* **Task to complete**
Below are records to be repeated exactly. Leave their pictures behind.
(Task inputs Opens)
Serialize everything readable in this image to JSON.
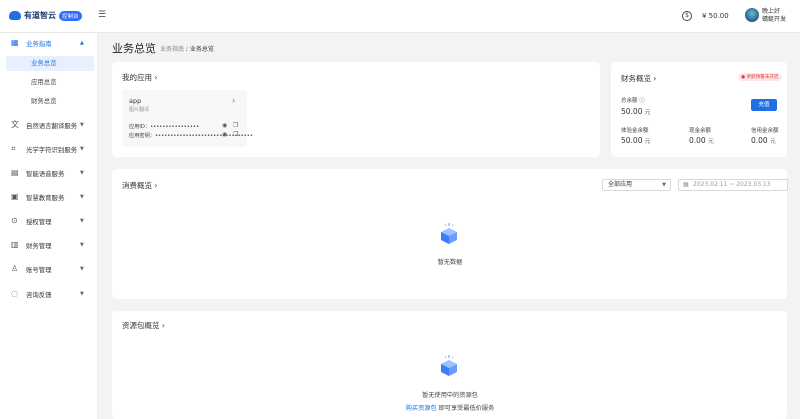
{
  "header": {
    "logo_text": "有道智云",
    "logo_badge": "控制台",
    "balance": "¥ 50.00",
    "user_greeting": "晚上好",
    "user_name": "蜻蜓开发"
  },
  "sidebar": {
    "groups": [
      {
        "label": "业务指南",
        "icon": "grid-icon",
        "chevron": "▲"
      },
      {
        "label": "自然语言翻译服务",
        "icon": "translate-icon",
        "chevron": "▼"
      },
      {
        "label": "光学字符识别服务",
        "icon": "scan-icon",
        "chevron": "▼"
      },
      {
        "label": "智能语音服务",
        "icon": "voice-icon",
        "chevron": "▼"
      },
      {
        "label": "智慧教育服务",
        "icon": "education-icon",
        "chevron": "▼"
      },
      {
        "label": "授权管理",
        "icon": "key-icon",
        "chevron": "▼"
      },
      {
        "label": "财务管理",
        "icon": "wallet-icon",
        "chevron": "▼"
      },
      {
        "label": "账号管理",
        "icon": "user-icon",
        "chevron": "▼"
      },
      {
        "label": "咨询反馈",
        "icon": "chat-icon",
        "chevron": "▼"
      }
    ],
    "sub_items": [
      "业务总览",
      "应用总览",
      "财务总览"
    ]
  },
  "page": {
    "title": "业务总览",
    "breadcrumb_parent": "业务指南",
    "breadcrumb_sep": " / ",
    "breadcrumb_current": "业务总览"
  },
  "my_apps": {
    "title": "我的应用 ›",
    "app_name": "app",
    "app_desc": "图片翻译",
    "app_id_label": "应用ID：",
    "app_id_value": "••••••••••••••••",
    "app_key_label": "应用密钥：",
    "app_key_value": "••••••••••••••••••••••••••••••••"
  },
  "finance": {
    "title": "财务概览 ›",
    "tag": "● 余额预警未开启",
    "total_label": "总余额",
    "total_value": "50.00",
    "unit": "元",
    "recharge": "充值",
    "trial_label": "体验金余额",
    "trial_value": "50.00",
    "cash_label": "现金余额",
    "cash_value": "0.00",
    "credit_label": "信用金余额",
    "credit_value": "0.00"
  },
  "consumption": {
    "title": "消费概览 ›",
    "select_value": "全部应用",
    "date_range": "2023.02.11 ~ 2023.03.13",
    "empty_text": "暂无数据"
  },
  "resource": {
    "title": "资源包概览 ›",
    "empty_text": "暂无使用中的资源包",
    "buy_link": "购买资源包",
    "buy_suffix": " 即可享受最低价服务"
  }
}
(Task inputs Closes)
* **Response to the task**
Serialize everything readable in this image to JSON.
{
  "header": {
    "logo_text": "有道智云",
    "logo_badge": "控制台",
    "balance": "¥ 50.00",
    "user_greeting": "晚上好",
    "user_name": "蜻蜓开发"
  },
  "sidebar": {
    "groups": [
      {
        "label": "业务指南",
        "icon": "grid-icon",
        "chevron": "▲"
      },
      {
        "label": "自然语言翻译服务",
        "icon": "translate-icon",
        "chevron": "▼"
      },
      {
        "label": "光学字符识别服务",
        "icon": "scan-icon",
        "chevron": "▼"
      },
      {
        "label": "智能语音服务",
        "icon": "voice-icon",
        "chevron": "▼"
      },
      {
        "label": "智慧教育服务",
        "icon": "education-icon",
        "chevron": "▼"
      },
      {
        "label": "授权管理",
        "icon": "key-icon",
        "chevron": "▼"
      },
      {
        "label": "财务管理",
        "icon": "wallet-icon",
        "chevron": "▼"
      },
      {
        "label": "账号管理",
        "icon": "user-icon",
        "chevron": "▼"
      },
      {
        "label": "咨询反馈",
        "icon": "chat-icon",
        "chevron": "▼"
      }
    ],
    "sub_items": [
      "业务总览",
      "应用总览",
      "财务总览"
    ]
  },
  "page": {
    "title": "业务总览",
    "breadcrumb_parent": "业务指南",
    "breadcrumb_sep": " / ",
    "breadcrumb_current": "业务总览"
  },
  "my_apps": {
    "title": "我的应用 ›",
    "app_name": "app",
    "app_desc": "图片翻译",
    "app_id_label": "应用ID：",
    "app_id_value": "••••••••••••••••",
    "app_key_label": "应用密钥：",
    "app_key_value": "••••••••••••••••••••••••••••••••"
  },
  "finance": {
    "title": "财务概览 ›",
    "tag": "● 余额预警未开启",
    "total_label": "总余额",
    "total_value": "50.00",
    "unit": "元",
    "recharge": "充值",
    "trial_label": "体验金余额",
    "trial_value": "50.00",
    "cash_label": "现金余额",
    "cash_value": "0.00",
    "credit_label": "信用金余额",
    "credit_value": "0.00"
  },
  "consumption": {
    "title": "消费概览 ›",
    "select_value": "全部应用",
    "date_range": "2023.02.11 ~ 2023.03.13",
    "empty_text": "暂无数据"
  },
  "resource": {
    "title": "资源包概览 ›",
    "empty_text": "暂无使用中的资源包",
    "buy_link": "购买资源包",
    "buy_suffix": " 即可享受最低价服务"
  }
}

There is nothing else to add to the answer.